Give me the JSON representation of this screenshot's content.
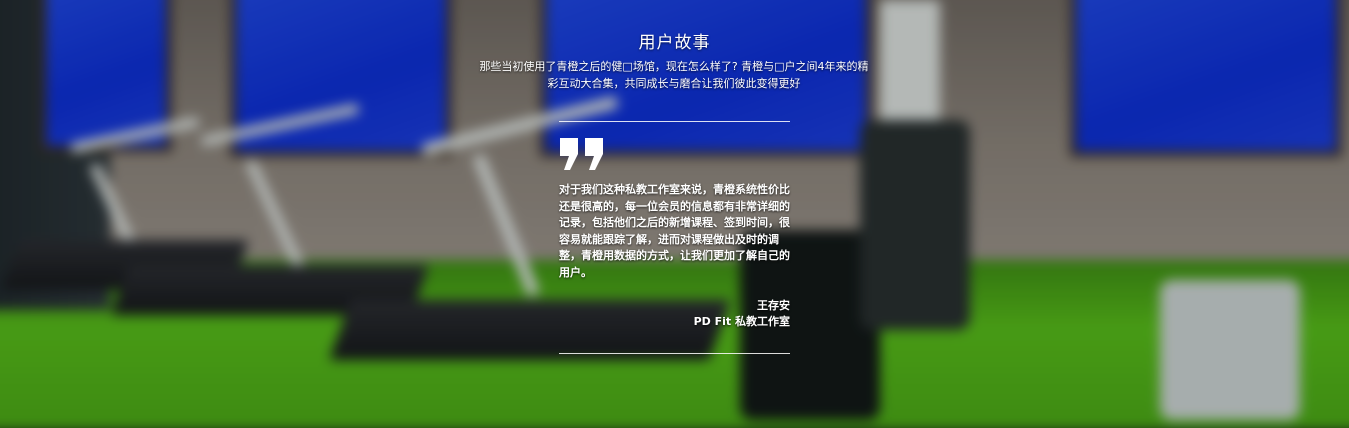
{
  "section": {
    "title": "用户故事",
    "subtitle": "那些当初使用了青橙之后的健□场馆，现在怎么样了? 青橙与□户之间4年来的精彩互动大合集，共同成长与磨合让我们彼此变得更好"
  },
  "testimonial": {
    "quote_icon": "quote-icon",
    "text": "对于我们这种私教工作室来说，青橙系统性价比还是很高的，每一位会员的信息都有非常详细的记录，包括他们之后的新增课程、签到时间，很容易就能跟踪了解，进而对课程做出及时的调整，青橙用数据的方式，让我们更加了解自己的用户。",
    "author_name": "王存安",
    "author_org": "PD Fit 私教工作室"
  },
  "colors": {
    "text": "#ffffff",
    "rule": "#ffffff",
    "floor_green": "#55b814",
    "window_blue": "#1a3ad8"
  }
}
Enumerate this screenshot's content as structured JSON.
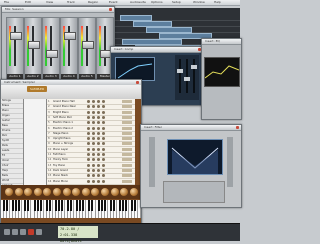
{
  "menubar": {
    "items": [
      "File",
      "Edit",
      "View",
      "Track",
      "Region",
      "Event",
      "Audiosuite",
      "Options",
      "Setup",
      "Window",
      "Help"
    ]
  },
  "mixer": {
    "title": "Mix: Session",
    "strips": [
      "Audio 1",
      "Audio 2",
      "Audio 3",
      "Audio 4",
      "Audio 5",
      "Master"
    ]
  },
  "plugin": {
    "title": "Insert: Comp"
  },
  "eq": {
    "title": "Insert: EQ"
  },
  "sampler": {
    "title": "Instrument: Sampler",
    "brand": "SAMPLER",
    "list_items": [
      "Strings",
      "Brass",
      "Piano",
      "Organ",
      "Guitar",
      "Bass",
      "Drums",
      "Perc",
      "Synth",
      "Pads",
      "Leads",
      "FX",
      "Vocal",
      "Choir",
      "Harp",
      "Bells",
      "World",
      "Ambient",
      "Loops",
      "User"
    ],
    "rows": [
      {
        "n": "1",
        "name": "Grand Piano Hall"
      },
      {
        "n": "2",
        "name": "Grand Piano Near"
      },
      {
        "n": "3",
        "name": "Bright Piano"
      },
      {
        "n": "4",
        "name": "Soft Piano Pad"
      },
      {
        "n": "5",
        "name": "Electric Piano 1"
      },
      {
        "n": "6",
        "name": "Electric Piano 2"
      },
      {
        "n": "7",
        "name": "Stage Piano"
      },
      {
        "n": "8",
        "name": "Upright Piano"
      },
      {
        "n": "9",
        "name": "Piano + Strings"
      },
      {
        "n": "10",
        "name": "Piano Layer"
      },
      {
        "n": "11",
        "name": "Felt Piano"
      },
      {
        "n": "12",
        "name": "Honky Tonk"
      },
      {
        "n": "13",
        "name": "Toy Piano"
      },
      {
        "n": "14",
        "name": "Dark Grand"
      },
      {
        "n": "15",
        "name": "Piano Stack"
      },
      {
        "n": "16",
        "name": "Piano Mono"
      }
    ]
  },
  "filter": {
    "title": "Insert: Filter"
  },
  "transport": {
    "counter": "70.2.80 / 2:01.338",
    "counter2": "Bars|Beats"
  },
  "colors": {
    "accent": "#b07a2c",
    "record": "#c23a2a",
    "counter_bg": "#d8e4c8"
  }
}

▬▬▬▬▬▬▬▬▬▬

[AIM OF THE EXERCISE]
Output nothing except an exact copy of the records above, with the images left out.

[ANSWER FOR THIS EXERCISE]
Give me the JSON representation of this screenshot's content.
{
  "section": {
    "title": "用户故事",
    "subtitle": "那些当初使用了青橙之后的健□场馆，现在怎么样了? 青橙与□户之间4年来的精彩互动大合集，共同成长与磨合让我们彼此变得更好"
  },
  "testimonial": {
    "quote_icon": "quote-icon",
    "text": "对于我们这种私教工作室来说，青橙系统性价比还是很高的，每一位会员的信息都有非常详细的记录，包括他们之后的新增课程、签到时间，很容易就能跟踪了解，进而对课程做出及时的调整，青橙用数据的方式，让我们更加了解自己的用户。",
    "author_name": "王存安",
    "author_org": "PD Fit 私教工作室"
  },
  "colors": {
    "text": "#ffffff",
    "rule": "#ffffff",
    "floor_green": "#55b814",
    "window_blue": "#1a3ad8"
  }
}
Enumerate this screenshot's content as structured JSON.
{
  "menubar": {
    "items": [
      "File",
      "Edit",
      "View",
      "Track",
      "Region",
      "Event",
      "Audiosuite",
      "Options",
      "Setup",
      "Window",
      "Help"
    ]
  },
  "mixer": {
    "title": "Mix: Session",
    "strips": [
      "Audio 1",
      "Audio 2",
      "Audio 3",
      "Audio 4",
      "Audio 5",
      "Master"
    ]
  },
  "plugin": {
    "title": "Insert: Comp"
  },
  "eq": {
    "title": "Insert: EQ"
  },
  "sampler": {
    "title": "Instrument: Sampler",
    "brand": "SAMPLER",
    "list_items": [
      "Strings",
      "Brass",
      "Piano",
      "Organ",
      "Guitar",
      "Bass",
      "Drums",
      "Perc",
      "Synth",
      "Pads",
      "Leads",
      "FX",
      "Vocal",
      "Choir",
      "Harp",
      "Bells",
      "World",
      "Ambient",
      "Loops",
      "User"
    ],
    "rows": [
      {
        "n": "1",
        "name": "Grand Piano Hall"
      },
      {
        "n": "2",
        "name": "Grand Piano Near"
      },
      {
        "n": "3",
        "name": "Bright Piano"
      },
      {
        "n": "4",
        "name": "Soft Piano Pad"
      },
      {
        "n": "5",
        "name": "Electric Piano 1"
      },
      {
        "n": "6",
        "name": "Electric Piano 2"
      },
      {
        "n": "7",
        "name": "Stage Piano"
      },
      {
        "n": "8",
        "name": "Upright Piano"
      },
      {
        "n": "9",
        "name": "Piano + Strings"
      },
      {
        "n": "10",
        "name": "Piano Layer"
      },
      {
        "n": "11",
        "name": "Felt Piano"
      },
      {
        "n": "12",
        "name": "Honky Tonk"
      },
      {
        "n": "13",
        "name": "Toy Piano"
      },
      {
        "n": "14",
        "name": "Dark Grand"
      },
      {
        "n": "15",
        "name": "Piano Stack"
      },
      {
        "n": "16",
        "name": "Piano Mono"
      }
    ]
  },
  "filter": {
    "title": "Insert: Filter"
  },
  "transport": {
    "counter": "70.2.80 / 2:01.338",
    "counter2": "Bars|Beats"
  },
  "colors": {
    "accent": "#b07a2c",
    "record": "#c23a2a",
    "counter_bg": "#d8e4c8"
  }
}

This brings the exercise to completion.